_PROBLEM REQUIREMENTS_
Filter the listing below for "vaccine" and report every line that has it.

_PROVIDED DATA_
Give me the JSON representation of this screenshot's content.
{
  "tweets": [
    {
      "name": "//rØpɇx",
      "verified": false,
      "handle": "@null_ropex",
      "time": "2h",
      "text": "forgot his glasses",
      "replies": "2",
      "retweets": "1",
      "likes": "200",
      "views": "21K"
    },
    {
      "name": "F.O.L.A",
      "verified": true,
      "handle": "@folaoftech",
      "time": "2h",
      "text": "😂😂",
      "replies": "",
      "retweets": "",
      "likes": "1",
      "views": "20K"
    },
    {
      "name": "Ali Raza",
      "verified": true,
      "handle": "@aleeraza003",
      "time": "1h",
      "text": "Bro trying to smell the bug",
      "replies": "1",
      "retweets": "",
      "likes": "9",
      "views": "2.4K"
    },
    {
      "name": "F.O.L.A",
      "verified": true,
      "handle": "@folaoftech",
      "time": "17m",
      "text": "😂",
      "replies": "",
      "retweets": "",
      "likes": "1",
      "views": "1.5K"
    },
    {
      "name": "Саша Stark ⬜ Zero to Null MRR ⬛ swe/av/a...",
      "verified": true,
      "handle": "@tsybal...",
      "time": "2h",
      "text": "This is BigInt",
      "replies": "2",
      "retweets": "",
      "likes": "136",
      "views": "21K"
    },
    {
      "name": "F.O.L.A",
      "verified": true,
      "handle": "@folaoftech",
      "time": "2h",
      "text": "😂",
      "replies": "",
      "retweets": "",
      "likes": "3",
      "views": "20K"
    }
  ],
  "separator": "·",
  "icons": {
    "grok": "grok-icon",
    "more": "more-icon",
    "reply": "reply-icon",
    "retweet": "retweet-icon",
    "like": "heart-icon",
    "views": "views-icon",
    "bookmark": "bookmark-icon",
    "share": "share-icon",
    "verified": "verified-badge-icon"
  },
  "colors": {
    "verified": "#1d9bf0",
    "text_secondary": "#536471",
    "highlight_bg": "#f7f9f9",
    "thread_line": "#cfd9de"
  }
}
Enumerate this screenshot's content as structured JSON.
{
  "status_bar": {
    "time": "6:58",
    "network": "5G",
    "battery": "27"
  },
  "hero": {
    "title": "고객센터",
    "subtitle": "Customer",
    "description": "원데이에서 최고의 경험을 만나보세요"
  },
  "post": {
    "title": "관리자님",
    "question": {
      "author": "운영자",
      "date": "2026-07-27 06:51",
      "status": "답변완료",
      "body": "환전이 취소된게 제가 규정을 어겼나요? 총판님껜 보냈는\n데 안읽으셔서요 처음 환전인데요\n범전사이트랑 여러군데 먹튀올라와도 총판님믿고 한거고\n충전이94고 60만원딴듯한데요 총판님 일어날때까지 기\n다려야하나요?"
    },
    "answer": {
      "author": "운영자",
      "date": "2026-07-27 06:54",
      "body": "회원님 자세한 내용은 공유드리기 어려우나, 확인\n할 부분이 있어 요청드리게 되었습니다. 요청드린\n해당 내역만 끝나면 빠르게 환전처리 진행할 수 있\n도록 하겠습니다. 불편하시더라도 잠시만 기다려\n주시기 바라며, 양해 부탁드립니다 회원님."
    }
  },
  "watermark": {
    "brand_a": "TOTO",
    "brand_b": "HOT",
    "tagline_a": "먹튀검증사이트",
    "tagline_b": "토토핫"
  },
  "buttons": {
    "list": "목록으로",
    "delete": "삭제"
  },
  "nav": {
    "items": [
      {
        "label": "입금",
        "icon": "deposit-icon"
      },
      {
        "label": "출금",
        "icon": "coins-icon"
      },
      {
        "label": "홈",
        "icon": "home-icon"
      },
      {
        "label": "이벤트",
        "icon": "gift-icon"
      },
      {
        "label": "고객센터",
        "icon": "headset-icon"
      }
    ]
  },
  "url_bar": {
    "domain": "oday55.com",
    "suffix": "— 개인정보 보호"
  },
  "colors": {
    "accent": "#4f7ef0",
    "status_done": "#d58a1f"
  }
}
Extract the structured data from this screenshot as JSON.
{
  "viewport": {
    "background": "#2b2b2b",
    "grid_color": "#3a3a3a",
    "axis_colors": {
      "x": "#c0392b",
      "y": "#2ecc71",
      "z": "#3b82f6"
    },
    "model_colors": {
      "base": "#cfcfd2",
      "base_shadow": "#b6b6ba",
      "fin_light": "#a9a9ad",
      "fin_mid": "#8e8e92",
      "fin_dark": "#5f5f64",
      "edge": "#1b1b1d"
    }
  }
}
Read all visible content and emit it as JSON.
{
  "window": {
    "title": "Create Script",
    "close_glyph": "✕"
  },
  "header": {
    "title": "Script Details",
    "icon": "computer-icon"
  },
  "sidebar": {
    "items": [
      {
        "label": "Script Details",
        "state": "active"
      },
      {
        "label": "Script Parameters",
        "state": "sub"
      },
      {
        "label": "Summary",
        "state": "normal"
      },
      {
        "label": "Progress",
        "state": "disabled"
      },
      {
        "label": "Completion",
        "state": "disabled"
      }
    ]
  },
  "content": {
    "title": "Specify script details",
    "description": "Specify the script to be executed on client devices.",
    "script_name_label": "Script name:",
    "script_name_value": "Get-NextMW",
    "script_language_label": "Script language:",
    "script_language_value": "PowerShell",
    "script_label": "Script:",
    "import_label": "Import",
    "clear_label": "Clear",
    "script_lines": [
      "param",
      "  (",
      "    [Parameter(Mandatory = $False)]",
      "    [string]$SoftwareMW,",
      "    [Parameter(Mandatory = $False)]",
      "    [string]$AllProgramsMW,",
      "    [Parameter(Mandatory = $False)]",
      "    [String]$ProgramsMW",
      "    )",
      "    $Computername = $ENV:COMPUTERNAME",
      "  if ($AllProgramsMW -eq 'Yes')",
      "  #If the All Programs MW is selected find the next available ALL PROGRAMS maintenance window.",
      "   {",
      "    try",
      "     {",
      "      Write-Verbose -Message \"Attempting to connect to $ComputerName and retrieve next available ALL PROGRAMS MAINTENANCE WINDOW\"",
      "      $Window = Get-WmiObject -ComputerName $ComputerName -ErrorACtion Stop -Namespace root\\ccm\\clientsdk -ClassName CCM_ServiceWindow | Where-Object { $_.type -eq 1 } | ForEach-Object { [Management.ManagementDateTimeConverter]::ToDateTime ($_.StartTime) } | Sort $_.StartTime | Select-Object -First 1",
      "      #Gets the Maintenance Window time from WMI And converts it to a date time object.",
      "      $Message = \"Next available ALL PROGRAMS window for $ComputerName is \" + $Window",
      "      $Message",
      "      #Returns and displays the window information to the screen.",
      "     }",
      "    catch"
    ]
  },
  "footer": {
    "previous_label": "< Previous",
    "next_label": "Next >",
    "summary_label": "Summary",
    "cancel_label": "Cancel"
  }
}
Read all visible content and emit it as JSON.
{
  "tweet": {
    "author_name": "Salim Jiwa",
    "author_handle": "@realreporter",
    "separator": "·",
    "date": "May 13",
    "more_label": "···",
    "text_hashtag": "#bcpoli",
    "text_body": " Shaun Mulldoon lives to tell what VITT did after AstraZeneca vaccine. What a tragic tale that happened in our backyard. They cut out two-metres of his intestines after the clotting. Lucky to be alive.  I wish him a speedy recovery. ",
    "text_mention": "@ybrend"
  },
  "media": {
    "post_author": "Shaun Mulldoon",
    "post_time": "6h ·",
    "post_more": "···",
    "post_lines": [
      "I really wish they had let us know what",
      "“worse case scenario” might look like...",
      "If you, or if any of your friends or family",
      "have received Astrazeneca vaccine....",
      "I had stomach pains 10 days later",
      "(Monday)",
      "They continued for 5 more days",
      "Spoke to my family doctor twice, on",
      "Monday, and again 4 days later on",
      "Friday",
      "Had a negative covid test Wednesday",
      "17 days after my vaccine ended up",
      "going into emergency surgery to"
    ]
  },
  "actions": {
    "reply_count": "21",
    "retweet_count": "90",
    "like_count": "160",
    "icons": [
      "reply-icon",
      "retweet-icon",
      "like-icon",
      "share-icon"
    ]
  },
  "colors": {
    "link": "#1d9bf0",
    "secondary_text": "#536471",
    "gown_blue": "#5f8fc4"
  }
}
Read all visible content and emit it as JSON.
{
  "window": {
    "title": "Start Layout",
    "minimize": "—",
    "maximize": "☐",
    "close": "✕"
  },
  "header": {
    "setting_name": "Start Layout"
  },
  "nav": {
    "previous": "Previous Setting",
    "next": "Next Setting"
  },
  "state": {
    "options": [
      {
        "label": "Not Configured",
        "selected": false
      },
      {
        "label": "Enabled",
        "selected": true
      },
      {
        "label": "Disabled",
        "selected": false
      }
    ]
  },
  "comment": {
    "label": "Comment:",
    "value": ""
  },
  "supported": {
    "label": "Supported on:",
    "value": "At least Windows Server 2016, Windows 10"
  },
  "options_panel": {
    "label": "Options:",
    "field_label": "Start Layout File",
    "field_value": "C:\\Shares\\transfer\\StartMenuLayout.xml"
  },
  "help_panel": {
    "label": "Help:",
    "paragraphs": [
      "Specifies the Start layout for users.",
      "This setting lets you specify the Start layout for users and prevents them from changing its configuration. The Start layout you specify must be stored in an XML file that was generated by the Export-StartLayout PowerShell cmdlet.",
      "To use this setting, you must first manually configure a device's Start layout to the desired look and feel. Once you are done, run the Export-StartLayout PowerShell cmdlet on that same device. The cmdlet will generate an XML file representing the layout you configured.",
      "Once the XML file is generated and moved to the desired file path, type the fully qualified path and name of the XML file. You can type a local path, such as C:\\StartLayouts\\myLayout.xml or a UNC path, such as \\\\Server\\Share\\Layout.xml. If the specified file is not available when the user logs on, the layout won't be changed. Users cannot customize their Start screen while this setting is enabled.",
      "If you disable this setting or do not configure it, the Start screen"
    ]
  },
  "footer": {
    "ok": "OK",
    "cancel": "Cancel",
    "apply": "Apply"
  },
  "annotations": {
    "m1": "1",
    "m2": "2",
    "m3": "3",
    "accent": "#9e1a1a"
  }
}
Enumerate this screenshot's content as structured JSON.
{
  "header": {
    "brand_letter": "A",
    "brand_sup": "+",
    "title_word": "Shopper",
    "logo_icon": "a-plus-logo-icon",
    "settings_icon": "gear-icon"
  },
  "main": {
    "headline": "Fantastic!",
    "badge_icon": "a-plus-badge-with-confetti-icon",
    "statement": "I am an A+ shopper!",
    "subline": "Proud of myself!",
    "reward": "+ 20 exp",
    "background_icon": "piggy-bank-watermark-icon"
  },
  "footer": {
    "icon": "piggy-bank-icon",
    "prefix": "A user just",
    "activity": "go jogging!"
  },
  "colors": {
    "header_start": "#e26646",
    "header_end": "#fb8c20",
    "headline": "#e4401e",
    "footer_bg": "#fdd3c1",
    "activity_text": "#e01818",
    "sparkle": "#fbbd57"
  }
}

_WRITTEN ANSWER_
    "text_body": " Shaun Mulldoon lives to tell what VITT did after AstraZeneca vaccine. What a tragic tale that happened in our backyard. They cut out two-metres of his intestines after the clotting. Lucky to be alive.  I wish him a speedy recovery. ",
      "have received Astrazeneca vaccine....",
      "17 days after my vaccine ended up",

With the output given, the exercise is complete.